Students present social justice presentations

For the second year in a row, freshman students competed against each other with their social justice presentations.

In January, freshman students started a group project on something they thought needed awareness and needed to be talked about. They were told to do extensive research on their topic and that they would compete with their projects in the black box.

“ We thought it would be cool to incorporate a large project that gave the students some autonomy and some choice in what they do. With my class, we did one day a week for a long time, and then after spark week, I had a couple solid good weeks where they worked on it every single day. And then we had a final competition in the black box,” said English teacher Amy Alderson.

The idea of the project was teach students about topics that need to be more talked about. They encouraged students to pick a topic they could relate to.

“Choose what you’re passionate about and do that,” said freshman Jasmine Monda.

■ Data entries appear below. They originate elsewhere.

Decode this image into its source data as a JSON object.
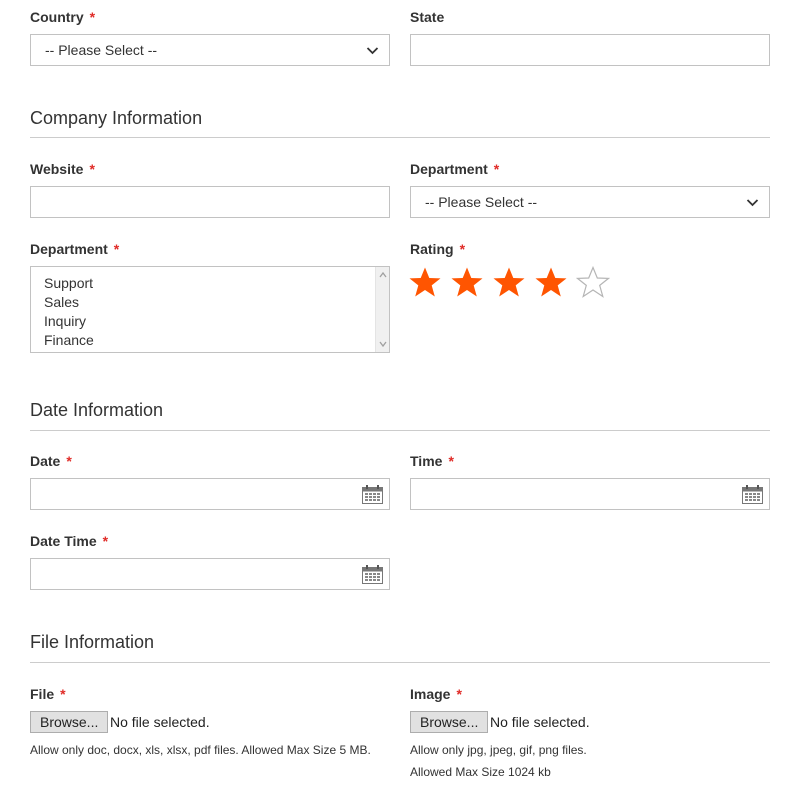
{
  "address": {
    "country_label": "Country",
    "country_value": "-- Please Select --",
    "state_label": "State",
    "required_mark": "*"
  },
  "company": {
    "section_title": "Company Information",
    "website_label": "Website",
    "department_select_label": "Department",
    "department_select_value": "-- Please Select --",
    "department_list_label": "Department",
    "department_options": [
      "Support",
      "Sales",
      "Inquiry",
      "Finance"
    ],
    "rating_label": "Rating",
    "rating": {
      "value": 4,
      "max": 5
    },
    "star_color": "#ff5501"
  },
  "dates": {
    "section_title": "Date Information",
    "date_label": "Date",
    "time_label": "Time",
    "datetime_label": "Date Time"
  },
  "files": {
    "section_title": "File Information",
    "file_label": "File",
    "image_label": "Image",
    "browse_label": "Browse...",
    "no_file_text": "No file selected.",
    "file_note": "Allow only doc, docx, xls, xlsx, pdf files. Allowed Max Size 5 MB.",
    "image_note_1": "Allow only jpg, jpeg, gif, png files.",
    "image_note_2": "Allowed Max Size 1024 kb"
  },
  "icons": {
    "chevron": "chevron-down-icon",
    "calendar": "calendar-icon",
    "star": "star-icon"
  }
}
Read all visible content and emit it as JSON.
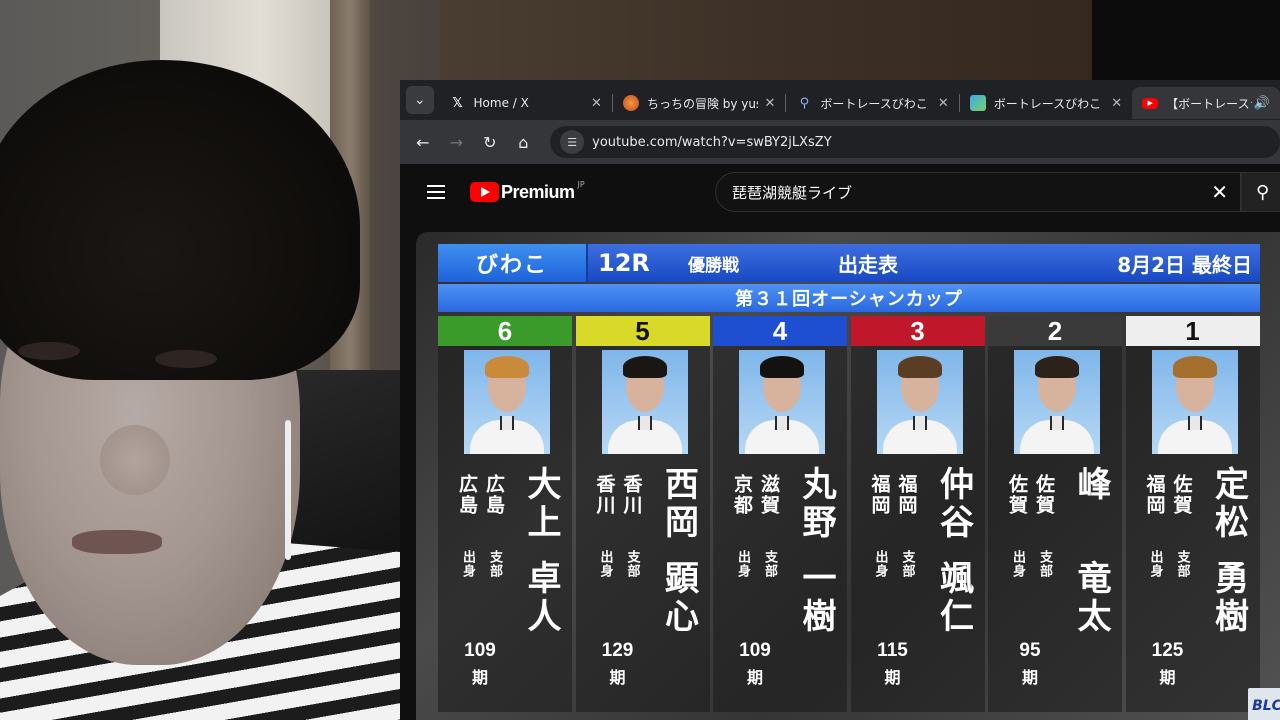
{
  "browser": {
    "tabs": [
      {
        "title": "Home / X",
        "favicon": "x-logo-icon",
        "active": false
      },
      {
        "title": "ちっちの冒険 by yusuke",
        "favicon": "avatar-icon",
        "active": false
      },
      {
        "title": "ボートレースびわこ - 検索",
        "favicon": "search-icon",
        "active": false
      },
      {
        "title": "ボートレースびわこ Official",
        "favicon": "site-icon",
        "active": false
      },
      {
        "title": "【ボートレースライブ】",
        "favicon": "youtube-icon",
        "active": true
      }
    ],
    "url": "youtube.com/watch?v=swBY2jLXsZY"
  },
  "youtube": {
    "brand": "Premium",
    "region": "JP",
    "search_query": "琵琶湖競艇ライブ"
  },
  "board": {
    "venue": "びわこ",
    "race_number": "12R",
    "race_type": "優勝戦",
    "board_title": "出走表",
    "date": "8月2日 最終日",
    "event_title": "第３１回オーシャンカップ",
    "watermark": "BLC",
    "branch_label": "支部",
    "birthplace_label": "出身",
    "term_suffix": "期",
    "racers": [
      {
        "lane": "6",
        "lane_color": "#3a9b2a",
        "lane_text_color": "#ffffff",
        "name_family": "大上",
        "name_given": "卓人",
        "branch": "広島",
        "birthplace": "広島",
        "term": "109",
        "hair_color": "#c98a3a"
      },
      {
        "lane": "5",
        "lane_color": "#d9d92a",
        "lane_text_color": "#111111",
        "name_family": "西岡",
        "name_given": "顕心",
        "branch": "香川",
        "birthplace": "香川",
        "term": "129",
        "hair_color": "#1a1614"
      },
      {
        "lane": "4",
        "lane_color": "#1d4fd0",
        "lane_text_color": "#ffffff",
        "name_family": "丸野",
        "name_given": "一樹",
        "branch": "滋賀",
        "birthplace": "京都",
        "term": "109",
        "hair_color": "#141210"
      },
      {
        "lane": "3",
        "lane_color": "#c0182a",
        "lane_text_color": "#ffffff",
        "name_family": "仲谷",
        "name_given": "颯仁",
        "branch": "福岡",
        "birthplace": "福岡",
        "term": "115",
        "hair_color": "#5a3d22"
      },
      {
        "lane": "2",
        "lane_color": "#3a3a3a",
        "lane_text_color": "#ffffff",
        "name_family": "峰",
        "name_given": "竜太",
        "branch": "佐賀",
        "birthplace": "佐賀",
        "term": "95",
        "hair_color": "#2b221b"
      },
      {
        "lane": "1",
        "lane_color": "#eeeeee",
        "lane_text_color": "#111111",
        "name_family": "定松",
        "name_given": "勇樹",
        "branch": "佐賀",
        "birthplace": "福岡",
        "term": "125",
        "hair_color": "#a5702e"
      }
    ]
  }
}
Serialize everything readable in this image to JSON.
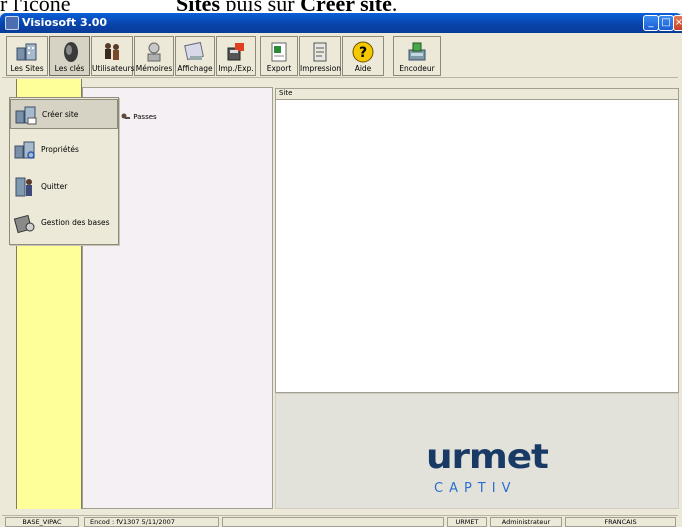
{
  "doc": {
    "left": "r l'icône",
    "bold1": "Sites",
    "mid": " puis sur ",
    "bold2": "Créer site",
    "end": "."
  },
  "window": {
    "title": "Visiosoft 3.00",
    "minimize_icon": "minimize-icon",
    "maximize_icon": "maximize-icon",
    "close_icon": "close-icon"
  },
  "toolbar": {
    "buttons": [
      {
        "label": "Les Sites",
        "icon": "sites-icon"
      },
      {
        "label": "Les clés",
        "icon": "keys-icon"
      },
      {
        "label": "Utilisateurs",
        "icon": "users-icon"
      },
      {
        "label": "Mémoires",
        "icon": "memories-icon"
      },
      {
        "label": "Affichage",
        "icon": "display-icon"
      },
      {
        "label": "Imp./Exp.",
        "icon": "import-export-icon"
      },
      {
        "label": "Export",
        "icon": "export-icon"
      },
      {
        "label": "Impression",
        "icon": "print-icon"
      },
      {
        "label": "Aide",
        "icon": "help-icon"
      },
      {
        "label": "Encodeur",
        "icon": "encoder-icon"
      }
    ]
  },
  "menu": {
    "items": [
      {
        "label": "Créer site",
        "icon": "create-site-icon"
      },
      {
        "label": "Propriétés",
        "icon": "properties-icon"
      },
      {
        "label": "Quitter",
        "icon": "quit-icon"
      },
      {
        "label": "Gestion des bases",
        "icon": "database-management-icon"
      }
    ]
  },
  "tree": {
    "item_label": "Passes",
    "item_icon": "key-icon"
  },
  "site_panel": {
    "header": "Site"
  },
  "logo": {
    "word": "urmet",
    "sub": "CAPTIV"
  },
  "statusbar": {
    "cells": [
      "BASE_VIPAC",
      "Encod : fV1307  5/11/2007",
      "",
      "URMET",
      "Administrateur",
      "FRANCAIS"
    ]
  },
  "colors": {
    "title_bar": "#0842a8",
    "left_strip": "#ffff99",
    "logo_primary": "#1a3a66",
    "logo_secondary": "#2a6fd1"
  }
}
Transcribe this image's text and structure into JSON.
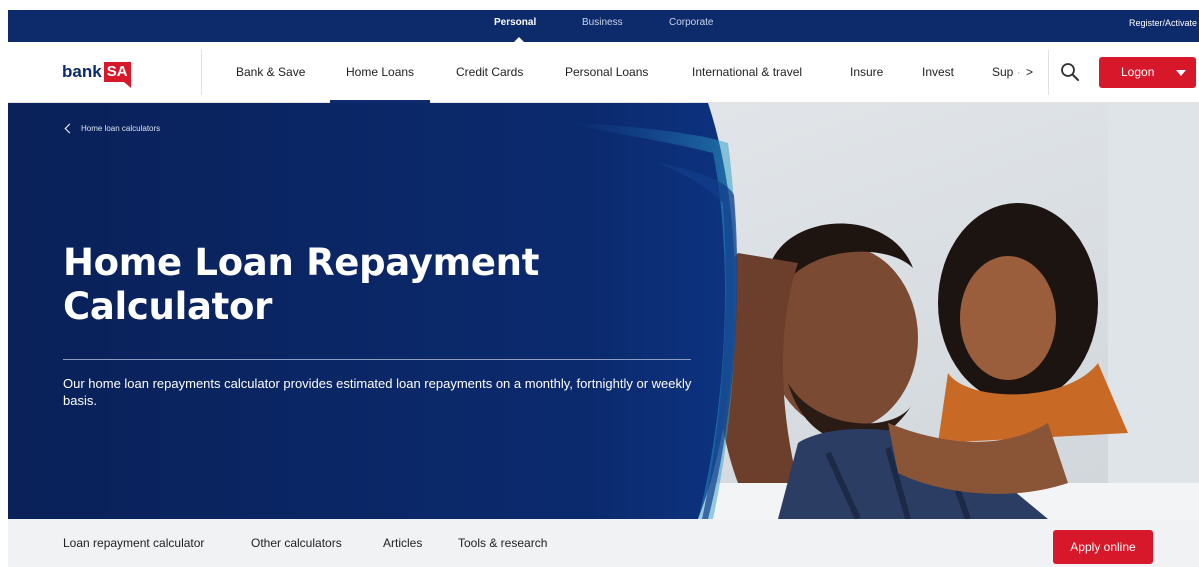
{
  "segments": {
    "items": [
      {
        "label": "Personal",
        "active": true
      },
      {
        "label": "Business",
        "active": false
      },
      {
        "label": "Corporate",
        "active": false
      }
    ],
    "register_label": "Register/Activate"
  },
  "brand": {
    "logo_text": "bank",
    "logo_badge": "SA",
    "accent": "#d6182a",
    "navy": "#0d2a6b"
  },
  "nav": {
    "items": [
      {
        "label": "Bank & Save"
      },
      {
        "label": "Home Loans",
        "active": true
      },
      {
        "label": "Credit Cards"
      },
      {
        "label": "Personal Loans"
      },
      {
        "label": "International & travel"
      },
      {
        "label": "Insure"
      },
      {
        "label": "Invest"
      }
    ],
    "truncated_label": "Sup",
    "more_glyph": ">",
    "search_icon": "search-icon",
    "logon_label": "Logon"
  },
  "hero": {
    "breadcrumb": "Home loan calculators",
    "title": "Home Loan Repayment Calculator",
    "description": "Our home loan repayments calculator provides estimated loan repayments on a monthly, fortnightly or weekly basis."
  },
  "subnav": {
    "items": [
      {
        "label": "Loan repayment calculator"
      },
      {
        "label": "Other calculators"
      },
      {
        "label": "Articles"
      },
      {
        "label": "Tools & research"
      }
    ],
    "apply_label": "Apply online"
  }
}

During the competition in the black box, the students would present their project to other students from the seven freshman English classes, and then the judges would decide a winner or winning group.

“It was just the freshmen because the teachers on the freshman team that did it,” Alderson said.

The winners were Arianna Knowles, Chloe Dones, Kayla Keaskowski and Amber Lehman for their presentation on mental health. It was about struggles of having anxiety and ADHD.

“I chose mental health because I suffer from anxiety and a lot of my friends have depression and anxiety, so I had a lot of knowledge on it. A lot of people here don’t know about it and a lot of people get bullied because of it. Everytime I see people get bullied, it hurts me as well because it’s not their fault; they had no choice,” Lehman said.

Along with learning about topics, students also got to learn a lot about how to cite sources and how to present for something like this.

“It definitely taught me how to present better. My teacher gave me some tips on how to present myself, how to I should talk and stuff, and I think I’ll be able to talk a lot better,” Lehman said.

This project has also prepared them more for later in their high school career for things like History Fair.

“I do think that it will be less of a shock when they get to History Fair or some of the other big research things they have to do later on,” Alderson said.